Papadopoulos to Talk to House Panels

WASHINGTON (AP) -- George Papadopoulos, the former Trump campaign adviser who triggered the Russia investigation, will make his first appearance before congressional investigators Thursday.

Special counsel Robert Mueller charged Papadopoulos with lying to the FBI about his contacts with Russian intermediaries. He was sentenced in September to two weeks in prison. Papadopoulos will speak behind closed doors to two GOP-led House committees that are investigating partisan bias at the Justice Department.

Since he was sentenced to two weeks in prison, Papadopoulos has been eager to talk publicly. He has spent many nights on Twitter, along with his wife, venting anger with the FBI and implying that he was set up in the investigation. He has said on Twitter that he would like to talk to Congress about his "suspicious encounters" with an Australian diplomat and a professor who were links to his case. And his lawyer sent a letter to the committees this week in which he listed nine people he wants to discuss in the interview, including both of those men.

"As you know, in the spirit of full transparency, Mr. Papadopoulos had requested that his interview be public," wrote Caroline Polisi in an Oct. 22 letter obtained by The Associated Press. "We understand that is not an option at this time, but would welcome the opportunity to do so at a later date."

Papadopoulos, who served as a foreign policy adviser to Trump's campaign, has been a central figure in the Russia investigation dating back before Mueller's May 2017 appointment. He was the first to plead guilty in Mueller's probe and the first Trump campaign adviser to be sentenced. His case was also the first to detail a member of the Trump campaign having knowledge of Russian efforts to interfere in the 2016 presidential election while it was ongoing.

According to a sweeping indictment, Russian intelligence had stolen emails from Hillary Clinton's campaign and other Democratic groups by April 2016, the same month Papadopoulos was told by the professor, Joseph Mifsud, that Russian officials had told him they had "dirt" on Clinton in the form of "thousands of emails." According to a New York Times report last year, Papadopoulos then told the Australian diplomat, Alexander Downer, who tipped off the FBI.

It's unclear how many lawmakers will attend the interview, since Congress is in recess.
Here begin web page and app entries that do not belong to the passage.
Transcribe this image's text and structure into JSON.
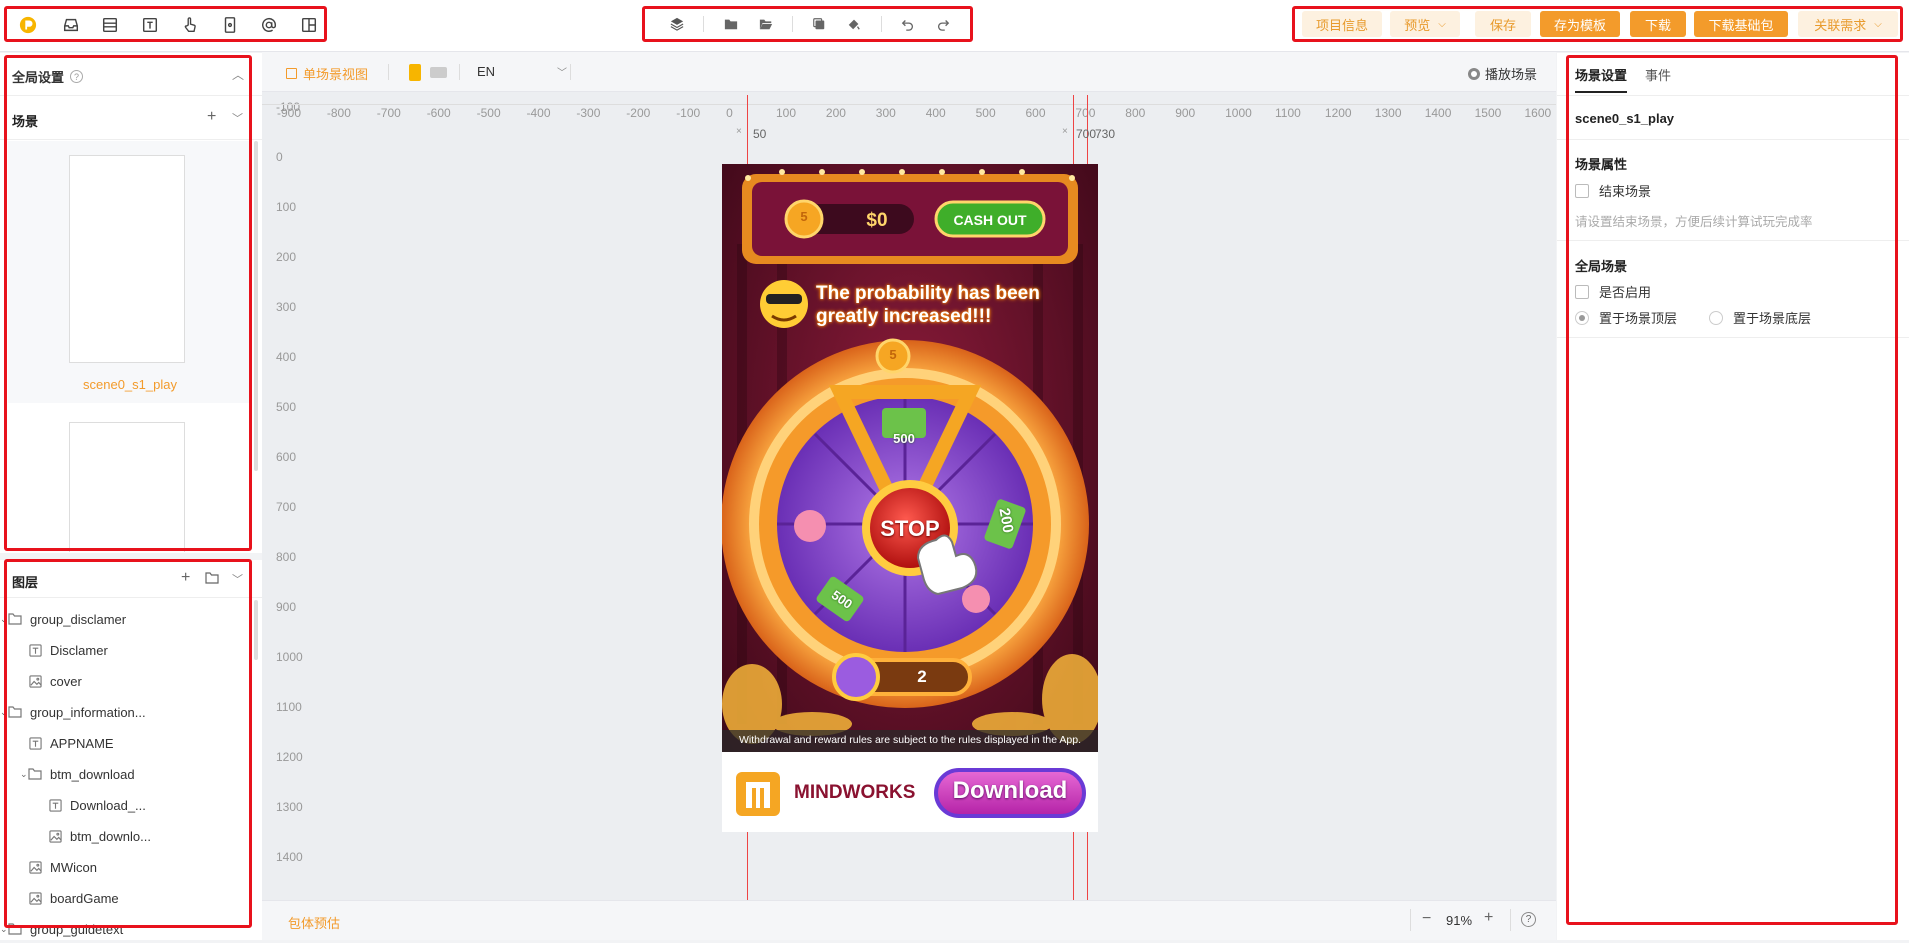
{
  "toolbar_left": [
    "logo",
    "inbox-icon",
    "layout-rows-icon",
    "text-icon",
    "pointer-hand-icon",
    "phone-icon",
    "at-sign-icon",
    "panel-layout-icon"
  ],
  "toolbar_center": [
    "layers-icon",
    "folder-icon",
    "folder-open-icon",
    "copy-icon",
    "paint-brush-icon",
    "undo-icon",
    "redo-icon"
  ],
  "toolbar_right": {
    "project_info": "项目信息",
    "preview": "预览",
    "save": "保存",
    "save_template": "存为模板",
    "download": "下载",
    "download_base": "下载基础包",
    "related_req": "关联需求"
  },
  "left_panel": {
    "global_settings": "全局设置",
    "scenes_title": "场景",
    "scene1_name": "scene0_s1_play",
    "layers_title": "图层",
    "layers": [
      {
        "label": "group_disclamer",
        "type": "folder",
        "indent": 0,
        "caret": true
      },
      {
        "label": "Disclamer",
        "type": "text",
        "indent": 1
      },
      {
        "label": "cover",
        "type": "image",
        "indent": 1
      },
      {
        "label": "group_information...",
        "type": "folder",
        "indent": 0,
        "caret": true
      },
      {
        "label": "APPNAME",
        "type": "text",
        "indent": 1
      },
      {
        "label": "btm_download",
        "type": "folder",
        "indent": 1,
        "caret": true
      },
      {
        "label": "Download_...",
        "type": "text",
        "indent": 2
      },
      {
        "label": "btm_downlo...",
        "type": "image",
        "indent": 2
      },
      {
        "label": "MWicon",
        "type": "image",
        "indent": 1
      },
      {
        "label": "boardGame",
        "type": "image",
        "indent": 1
      },
      {
        "label": "group_guidetext",
        "type": "folder",
        "indent": 0,
        "caret": true
      }
    ]
  },
  "canvas": {
    "single_view": "单场景视图",
    "lang": "EN",
    "play_scene": "播放场景",
    "ruler_h": [
      "-900",
      "-800",
      "-700",
      "-600",
      "-500",
      "-400",
      "-300",
      "-200",
      "-100",
      "0",
      "100",
      "200",
      "300",
      "400",
      "500",
      "600",
      "700",
      "800",
      "900",
      "1000",
      "1100",
      "1200",
      "1300",
      "1400",
      "1500",
      "1600"
    ],
    "ruler_v": [
      "-100",
      "0",
      "100",
      "200",
      "300",
      "400",
      "500",
      "600",
      "700",
      "800",
      "900",
      "1000",
      "1100",
      "1200",
      "1300",
      "1400"
    ],
    "guide_labels": [
      "50",
      "700",
      "730"
    ],
    "footer_estimate": "包体预估",
    "zoom": "91%"
  },
  "game": {
    "cash": "$0",
    "cash_out": "CASH OUT",
    "headline_1": "The probability has been",
    "headline_2": "greatly increased!!!",
    "stop": "STOP",
    "counter": "2",
    "wheel_5": "5",
    "coin_5": "5",
    "prize_500a": "500",
    "prize_200": "200",
    "prize_500b": "500",
    "disclaimer": "Withdrawal and reward rules are subject to the rules displayed in the App.",
    "brand": "MINDWORKS",
    "download": "Download"
  },
  "right_panel": {
    "tab_scene": "场景设置",
    "tab_event": "事件",
    "scene_name": "scene0_s1_play",
    "scene_props": "场景属性",
    "end_scene": "结束场景",
    "end_scene_hint": "请设置结束场景，方便后续计算试玩完成率",
    "global_scene": "全局场景",
    "enable": "是否启用",
    "top_layer": "置于场景顶层",
    "bottom_layer": "置于场景底层"
  },
  "colors": {
    "accent": "#f39b2b",
    "highlight": "#e8121c",
    "purple": "#8a4fd6"
  }
}
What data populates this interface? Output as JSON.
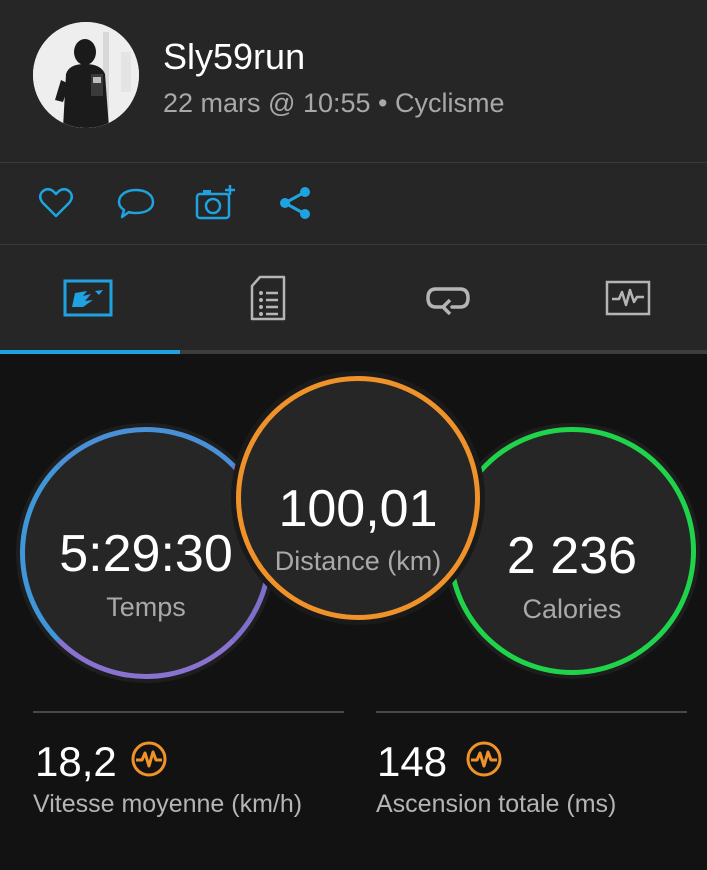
{
  "activity": {
    "username": "Sly59run",
    "meta": "22 mars @ 10:55 • Cyclisme"
  },
  "actions": [
    {
      "icon": "heart-icon"
    },
    {
      "icon": "comment-icon"
    },
    {
      "icon": "add-photo-icon"
    },
    {
      "icon": "share-icon"
    }
  ],
  "tabs": [
    {
      "icon": "overview-map-icon",
      "active": true
    },
    {
      "icon": "details-list-icon",
      "active": false
    },
    {
      "icon": "laps-icon",
      "active": false
    },
    {
      "icon": "charts-icon",
      "active": false
    }
  ],
  "summary": {
    "time": {
      "value": "5:29:30",
      "label": "Temps"
    },
    "distance": {
      "value": "100,01",
      "label": "Distance (km)"
    },
    "calories": {
      "value": "2 236",
      "label": "Calories"
    }
  },
  "stats": [
    {
      "value": "18,2",
      "label": "Vitesse moyenne (km/h)",
      "icon": "performance-icon"
    },
    {
      "value": "148",
      "label": "Ascension totale (ms)",
      "icon": "performance-icon"
    }
  ],
  "colors": {
    "accent": "#1fa3e0",
    "distance_ring": "#f0922a",
    "calories_ring": "#1fd44a",
    "time_ring": "#4a90d6",
    "stat_icon": "#f0922a"
  }
}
Papadopoulos has also said he wants to talk to the Senate intelligence committee, which is investigating Russian interference in the 2016 election. A House intelligence committee investigation wrapped up earlier this year, with Republicans saying that there was no evidence of collusion between Russia and President Donald Trump's campaign.